Picture: From the movie "Trading Places"
Herbalife Ltd. (NYSE:HLF) is on tap to report its quarterly earnings on Monday and I expect it to be the most anticipated earnings release of the year. The company has been in the media for months after hedge fund manager Bill Ackman charged that Herbalife is a pyramid scheme with phantom customers - similar to Enron. According to research by economist Walter H. A. Vandaele, 97 percent of Herbalife's products are purchased for end-use consumption; therefore, it is not a pyramid scheme. That said, Herbalife has more pressing matters to address as it reports quarterly earnings on Monday.

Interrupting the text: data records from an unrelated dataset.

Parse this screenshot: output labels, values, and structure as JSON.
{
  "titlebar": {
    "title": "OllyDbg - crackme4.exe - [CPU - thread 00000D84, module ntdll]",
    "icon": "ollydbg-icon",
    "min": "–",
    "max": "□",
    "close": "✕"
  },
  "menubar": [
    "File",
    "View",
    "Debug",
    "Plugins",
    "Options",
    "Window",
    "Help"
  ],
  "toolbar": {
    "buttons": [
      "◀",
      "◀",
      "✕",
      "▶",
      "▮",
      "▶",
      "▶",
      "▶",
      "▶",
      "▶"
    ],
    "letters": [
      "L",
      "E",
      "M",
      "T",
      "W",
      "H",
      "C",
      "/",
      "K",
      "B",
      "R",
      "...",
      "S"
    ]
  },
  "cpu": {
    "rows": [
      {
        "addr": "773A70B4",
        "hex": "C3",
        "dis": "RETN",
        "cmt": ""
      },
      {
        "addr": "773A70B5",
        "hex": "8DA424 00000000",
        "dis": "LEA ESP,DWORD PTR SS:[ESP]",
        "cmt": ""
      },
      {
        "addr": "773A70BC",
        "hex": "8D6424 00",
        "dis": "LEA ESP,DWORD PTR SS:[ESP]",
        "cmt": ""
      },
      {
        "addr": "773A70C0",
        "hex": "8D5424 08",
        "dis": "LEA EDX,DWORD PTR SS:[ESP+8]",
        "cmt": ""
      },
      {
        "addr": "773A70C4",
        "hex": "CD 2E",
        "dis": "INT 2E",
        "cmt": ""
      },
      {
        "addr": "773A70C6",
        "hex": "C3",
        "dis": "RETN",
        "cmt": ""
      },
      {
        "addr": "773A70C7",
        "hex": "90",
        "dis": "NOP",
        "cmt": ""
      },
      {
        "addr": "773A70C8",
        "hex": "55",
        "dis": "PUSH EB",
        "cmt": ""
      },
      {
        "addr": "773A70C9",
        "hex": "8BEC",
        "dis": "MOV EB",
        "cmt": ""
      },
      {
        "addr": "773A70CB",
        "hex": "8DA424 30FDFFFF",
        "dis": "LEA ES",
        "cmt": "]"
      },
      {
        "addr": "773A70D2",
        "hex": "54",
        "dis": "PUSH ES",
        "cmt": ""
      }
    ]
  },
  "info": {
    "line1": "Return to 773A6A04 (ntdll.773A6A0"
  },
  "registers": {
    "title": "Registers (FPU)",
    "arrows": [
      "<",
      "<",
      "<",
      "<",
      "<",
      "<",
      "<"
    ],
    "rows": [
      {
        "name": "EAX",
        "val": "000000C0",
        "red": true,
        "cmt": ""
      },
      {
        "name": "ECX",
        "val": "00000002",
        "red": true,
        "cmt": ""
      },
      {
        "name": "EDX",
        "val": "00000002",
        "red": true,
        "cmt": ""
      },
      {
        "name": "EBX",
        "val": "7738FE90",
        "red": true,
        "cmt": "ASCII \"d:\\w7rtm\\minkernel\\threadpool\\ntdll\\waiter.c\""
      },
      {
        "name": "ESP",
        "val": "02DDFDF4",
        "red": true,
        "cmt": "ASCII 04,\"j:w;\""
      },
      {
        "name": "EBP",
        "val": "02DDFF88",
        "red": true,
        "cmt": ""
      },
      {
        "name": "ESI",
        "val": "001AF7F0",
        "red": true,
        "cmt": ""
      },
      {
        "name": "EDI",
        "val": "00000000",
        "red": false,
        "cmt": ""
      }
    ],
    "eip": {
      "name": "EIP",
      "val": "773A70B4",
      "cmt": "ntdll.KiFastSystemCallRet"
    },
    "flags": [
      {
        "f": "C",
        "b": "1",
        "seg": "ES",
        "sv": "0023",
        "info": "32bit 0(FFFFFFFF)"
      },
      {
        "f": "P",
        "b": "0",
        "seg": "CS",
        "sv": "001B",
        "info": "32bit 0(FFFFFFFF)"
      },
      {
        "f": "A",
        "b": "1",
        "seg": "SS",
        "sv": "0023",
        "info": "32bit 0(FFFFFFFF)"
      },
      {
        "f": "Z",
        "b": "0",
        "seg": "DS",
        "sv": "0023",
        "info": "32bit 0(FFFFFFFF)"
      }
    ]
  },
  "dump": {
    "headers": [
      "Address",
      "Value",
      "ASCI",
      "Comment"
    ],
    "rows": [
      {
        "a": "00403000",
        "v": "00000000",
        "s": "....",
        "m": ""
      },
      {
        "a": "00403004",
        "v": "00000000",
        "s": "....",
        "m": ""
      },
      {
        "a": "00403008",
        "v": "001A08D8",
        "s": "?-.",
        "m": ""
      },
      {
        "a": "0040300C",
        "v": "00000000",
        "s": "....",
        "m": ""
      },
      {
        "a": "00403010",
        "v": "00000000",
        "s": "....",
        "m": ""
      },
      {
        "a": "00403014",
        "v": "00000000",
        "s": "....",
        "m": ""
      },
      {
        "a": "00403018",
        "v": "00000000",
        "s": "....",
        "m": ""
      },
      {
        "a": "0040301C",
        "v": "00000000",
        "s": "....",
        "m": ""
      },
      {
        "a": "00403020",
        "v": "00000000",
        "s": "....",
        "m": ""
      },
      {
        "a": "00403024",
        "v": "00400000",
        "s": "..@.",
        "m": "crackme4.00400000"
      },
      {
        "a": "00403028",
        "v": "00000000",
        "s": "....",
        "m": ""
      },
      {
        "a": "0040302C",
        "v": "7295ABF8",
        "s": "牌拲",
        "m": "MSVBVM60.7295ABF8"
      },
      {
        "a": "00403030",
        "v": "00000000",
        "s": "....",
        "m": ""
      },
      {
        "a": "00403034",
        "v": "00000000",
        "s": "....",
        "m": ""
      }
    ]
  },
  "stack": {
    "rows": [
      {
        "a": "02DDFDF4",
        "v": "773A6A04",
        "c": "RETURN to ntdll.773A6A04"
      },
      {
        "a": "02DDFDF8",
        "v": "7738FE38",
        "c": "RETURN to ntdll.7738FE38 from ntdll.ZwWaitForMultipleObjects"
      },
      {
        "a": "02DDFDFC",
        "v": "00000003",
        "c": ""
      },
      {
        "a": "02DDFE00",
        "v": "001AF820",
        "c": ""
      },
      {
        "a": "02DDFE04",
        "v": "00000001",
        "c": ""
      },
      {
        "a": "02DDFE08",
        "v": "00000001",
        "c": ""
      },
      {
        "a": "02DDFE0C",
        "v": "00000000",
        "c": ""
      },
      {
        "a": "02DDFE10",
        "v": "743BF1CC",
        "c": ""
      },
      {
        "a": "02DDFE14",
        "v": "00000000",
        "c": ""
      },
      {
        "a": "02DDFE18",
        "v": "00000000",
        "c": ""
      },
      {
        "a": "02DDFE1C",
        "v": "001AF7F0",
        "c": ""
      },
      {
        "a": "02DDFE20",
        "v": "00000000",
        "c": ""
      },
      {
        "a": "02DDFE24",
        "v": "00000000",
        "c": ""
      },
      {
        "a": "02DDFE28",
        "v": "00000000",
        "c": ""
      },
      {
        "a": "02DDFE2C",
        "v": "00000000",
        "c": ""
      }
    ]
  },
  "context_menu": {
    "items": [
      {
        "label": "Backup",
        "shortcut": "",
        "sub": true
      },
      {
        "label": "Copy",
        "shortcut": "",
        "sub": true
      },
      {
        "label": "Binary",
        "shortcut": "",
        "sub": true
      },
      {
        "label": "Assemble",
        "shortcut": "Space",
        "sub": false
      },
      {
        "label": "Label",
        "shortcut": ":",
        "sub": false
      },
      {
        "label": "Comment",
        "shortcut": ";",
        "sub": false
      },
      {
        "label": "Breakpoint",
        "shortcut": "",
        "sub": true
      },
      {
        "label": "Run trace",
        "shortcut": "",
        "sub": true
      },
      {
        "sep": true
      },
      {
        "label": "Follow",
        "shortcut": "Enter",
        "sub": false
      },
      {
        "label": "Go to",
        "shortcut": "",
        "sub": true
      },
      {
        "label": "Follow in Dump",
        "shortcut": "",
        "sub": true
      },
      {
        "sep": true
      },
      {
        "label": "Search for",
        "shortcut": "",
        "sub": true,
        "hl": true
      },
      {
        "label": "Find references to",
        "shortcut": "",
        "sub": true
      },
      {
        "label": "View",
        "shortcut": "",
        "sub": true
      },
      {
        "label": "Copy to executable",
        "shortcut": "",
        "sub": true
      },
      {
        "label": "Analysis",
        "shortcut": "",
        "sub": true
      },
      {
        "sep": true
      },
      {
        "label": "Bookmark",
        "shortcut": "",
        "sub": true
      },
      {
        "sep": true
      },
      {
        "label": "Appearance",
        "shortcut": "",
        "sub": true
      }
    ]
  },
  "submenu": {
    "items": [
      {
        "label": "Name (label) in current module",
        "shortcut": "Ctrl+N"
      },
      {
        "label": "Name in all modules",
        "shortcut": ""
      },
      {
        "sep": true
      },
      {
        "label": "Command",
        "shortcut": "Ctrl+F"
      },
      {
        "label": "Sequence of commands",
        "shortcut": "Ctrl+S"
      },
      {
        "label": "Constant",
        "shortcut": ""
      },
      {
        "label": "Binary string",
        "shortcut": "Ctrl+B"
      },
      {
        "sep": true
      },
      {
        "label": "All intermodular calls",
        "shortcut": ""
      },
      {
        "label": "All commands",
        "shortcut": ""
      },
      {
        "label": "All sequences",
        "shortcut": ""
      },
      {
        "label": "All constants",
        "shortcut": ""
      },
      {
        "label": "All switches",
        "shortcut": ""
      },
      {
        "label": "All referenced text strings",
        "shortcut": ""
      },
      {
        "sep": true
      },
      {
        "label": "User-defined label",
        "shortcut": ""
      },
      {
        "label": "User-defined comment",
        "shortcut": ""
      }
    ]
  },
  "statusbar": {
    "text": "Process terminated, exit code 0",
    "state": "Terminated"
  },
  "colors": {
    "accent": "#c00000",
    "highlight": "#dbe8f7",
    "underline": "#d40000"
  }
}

Herbalife's Q1 2014 net sales of $1.26 billion grew 12% above Q1 2013 revenue of $1.12 billion. Average analysts' estimates are for net sales of $1.36 billion for Q2 2014; this equates to a 12% increase above Q2 2013 net sales of $1.22 billion, consistent with Q1 2014 results.
Analysts are expecting earnings per share of $1.57 for the quarter, a 17% increase over prior year results of $1.34 per share. The company's Q1 2014 earnings declined 37% to $75 million ($0.74 per share) from the $119 million achieved in Q1 2013 ($1.10 per share). Operating income margin also declined to 10% of net sales in Q1 2014 versus 16% for the prior year. The key driver of the decline in earnings was a sharp increase in SG&A from $365 million (33% of net sales) in Q1 2013 to $502 million (40% of net sales) in Q1 2014.
The company has operations in six regions, of which South and Central America is one. The company's SG&A expense includes, but is not limited to, labor and benefits, sales events, professional fees, travel and entertainment, member promotions, occupancy, depreciation and amortization and foreign exchange gains and losses. Most of Herbalife's "sales to members" outside the U.S. are made in the respective local currencies. That said, the SG&A uptick was due primarily to an $86 million net foreign exchange loss related to the remeasurement of the company's Bolivar-denominated monetary assets and liabilities, $30 million in higher expenses related to China independent service providers and $13 million in higher salaries and benefits. Whether such foreign exchange losses will impact Q2 2014 results remains to be seen.
Herbalife trades at 14.4x earnings, which is appropriate given the company's expected earnings growth. After having its business model and earnings questioned publicly by the hedge fund community, Herbalife must deliver on revenue and earnings expectations. If it repeats its Q1 2014 performance with a decline in earnings, I expect a strong sell-off of the shares after-hours.
Disclosure: The author has no positions in any stocks mentioned, and no plans to initiate any positions within the next 72 hours. The author wrote this article themselves, and it expresses their own opinions. The author is not receiving compensation for it (other than from Seeking Alpha). The author has no business relationship with any company whose stock is mentioned in this article.